The Reds reached the playoffs ahead of schedule in 2010, then got swept by the Phillies as their inexperience showed. They took a step back last year, when three of their five starters got hurt or became ill during spring training.
The Reds won 97 games and the NL Central again this season and took the first two games of their division series in San Francisco. They also suffered a significant setback when 19-game winner Johnny Cueto pulled muscles in his right side during the first inning of the playoff opener, which cost Cincinnati its ace.
The Reds dropped the next three at home, a devastating collapse as Baker reached the end of his deal.
"It was disheartening to have my club go through this," Baker said.
He acknowledged that he wasn't sure whether ownership would bring him back. He got his answer quickly.
Baker was hospitalized for four days in Chicago in September for an irregular heartbeat and a mini-stroke, missing the team's clinching win. He returned for the final series of the regular season and the playoffs.

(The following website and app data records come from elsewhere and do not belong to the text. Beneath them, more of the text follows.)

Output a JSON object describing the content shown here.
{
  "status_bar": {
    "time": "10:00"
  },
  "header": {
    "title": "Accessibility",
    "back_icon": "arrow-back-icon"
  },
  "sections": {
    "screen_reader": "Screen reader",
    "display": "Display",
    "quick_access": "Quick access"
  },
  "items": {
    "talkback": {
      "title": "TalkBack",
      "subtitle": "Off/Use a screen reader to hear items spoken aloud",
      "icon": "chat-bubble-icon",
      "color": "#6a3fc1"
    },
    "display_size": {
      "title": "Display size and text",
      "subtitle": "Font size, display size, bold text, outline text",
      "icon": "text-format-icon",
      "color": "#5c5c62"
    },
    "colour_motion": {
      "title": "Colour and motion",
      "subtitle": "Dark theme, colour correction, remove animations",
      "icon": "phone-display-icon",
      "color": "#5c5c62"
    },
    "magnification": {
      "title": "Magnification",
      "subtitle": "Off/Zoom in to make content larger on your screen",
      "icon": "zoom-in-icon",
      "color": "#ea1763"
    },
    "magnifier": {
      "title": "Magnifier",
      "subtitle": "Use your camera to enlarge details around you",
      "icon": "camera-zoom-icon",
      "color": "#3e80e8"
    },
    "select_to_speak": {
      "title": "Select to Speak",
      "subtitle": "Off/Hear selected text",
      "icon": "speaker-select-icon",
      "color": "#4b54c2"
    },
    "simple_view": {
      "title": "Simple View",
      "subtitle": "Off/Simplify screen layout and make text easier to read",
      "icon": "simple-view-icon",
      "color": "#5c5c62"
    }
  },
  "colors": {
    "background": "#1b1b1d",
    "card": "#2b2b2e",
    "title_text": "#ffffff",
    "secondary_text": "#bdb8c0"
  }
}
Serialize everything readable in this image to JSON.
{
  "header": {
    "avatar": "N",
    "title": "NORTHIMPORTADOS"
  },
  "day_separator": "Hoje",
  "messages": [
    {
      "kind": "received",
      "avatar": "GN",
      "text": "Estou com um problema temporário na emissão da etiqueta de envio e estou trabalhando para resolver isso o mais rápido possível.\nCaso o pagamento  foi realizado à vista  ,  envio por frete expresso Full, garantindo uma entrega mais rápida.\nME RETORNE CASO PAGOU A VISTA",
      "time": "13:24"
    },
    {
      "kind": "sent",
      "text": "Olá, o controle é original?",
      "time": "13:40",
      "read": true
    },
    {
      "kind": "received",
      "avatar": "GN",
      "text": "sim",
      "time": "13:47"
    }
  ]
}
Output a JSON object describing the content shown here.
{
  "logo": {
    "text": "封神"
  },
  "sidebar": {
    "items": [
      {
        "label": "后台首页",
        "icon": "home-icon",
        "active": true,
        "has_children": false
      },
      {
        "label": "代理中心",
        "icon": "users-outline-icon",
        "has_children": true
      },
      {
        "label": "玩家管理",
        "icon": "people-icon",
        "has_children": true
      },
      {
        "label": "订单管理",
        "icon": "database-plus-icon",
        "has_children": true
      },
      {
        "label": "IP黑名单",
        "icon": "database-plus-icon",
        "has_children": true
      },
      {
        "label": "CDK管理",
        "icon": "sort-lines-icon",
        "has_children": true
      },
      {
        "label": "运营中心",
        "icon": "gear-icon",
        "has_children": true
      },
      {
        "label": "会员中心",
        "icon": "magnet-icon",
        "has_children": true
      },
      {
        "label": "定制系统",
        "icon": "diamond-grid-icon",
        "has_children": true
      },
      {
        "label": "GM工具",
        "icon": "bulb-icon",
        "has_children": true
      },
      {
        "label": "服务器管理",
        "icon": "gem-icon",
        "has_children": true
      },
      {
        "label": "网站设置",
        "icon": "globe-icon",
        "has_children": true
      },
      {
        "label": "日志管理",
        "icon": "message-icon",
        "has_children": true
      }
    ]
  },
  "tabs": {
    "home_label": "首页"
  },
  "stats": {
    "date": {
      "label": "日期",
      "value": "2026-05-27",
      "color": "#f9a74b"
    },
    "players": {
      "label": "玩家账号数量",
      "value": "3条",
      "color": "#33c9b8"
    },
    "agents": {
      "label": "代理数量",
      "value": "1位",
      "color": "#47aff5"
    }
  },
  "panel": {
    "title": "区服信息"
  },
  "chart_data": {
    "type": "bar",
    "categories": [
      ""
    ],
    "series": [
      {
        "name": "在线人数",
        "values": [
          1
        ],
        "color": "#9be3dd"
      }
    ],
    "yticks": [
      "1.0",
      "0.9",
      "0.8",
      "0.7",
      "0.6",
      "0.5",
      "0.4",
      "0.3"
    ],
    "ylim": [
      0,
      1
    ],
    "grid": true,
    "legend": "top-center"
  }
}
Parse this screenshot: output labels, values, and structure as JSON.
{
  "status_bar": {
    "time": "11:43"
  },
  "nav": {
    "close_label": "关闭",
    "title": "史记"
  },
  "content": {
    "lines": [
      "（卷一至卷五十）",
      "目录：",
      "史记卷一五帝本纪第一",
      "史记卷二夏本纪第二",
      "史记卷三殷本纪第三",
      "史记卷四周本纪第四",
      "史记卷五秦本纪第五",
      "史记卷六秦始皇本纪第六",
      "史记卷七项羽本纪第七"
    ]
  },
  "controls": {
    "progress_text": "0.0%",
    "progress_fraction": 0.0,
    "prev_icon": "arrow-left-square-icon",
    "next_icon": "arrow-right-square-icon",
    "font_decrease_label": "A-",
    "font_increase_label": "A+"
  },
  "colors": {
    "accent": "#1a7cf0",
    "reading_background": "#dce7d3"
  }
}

Baker was a hard-hitting outfielder with the Atlanta Braves, getting his first promotion to the majors in 1966. His greatest moments as a player came with the Dodgers. He helped Los Angeles reach the World Series three times and win it in 1981. He played 19 years overall with the Braves, Dodgers, Giants and Athletics, making the All-Star game six times. He won two Silver Slugger awards and one Gold Glove.
He has set himself apart as a manager.
Baker is one of only six managers to win division titles with three teams, along with Billy Martin, Joe Torre, Tony La Russa, Lou Piniella and Davey Johnson. When the Reds got their 90th win this season, it gave him seven seasons of reaching the mark.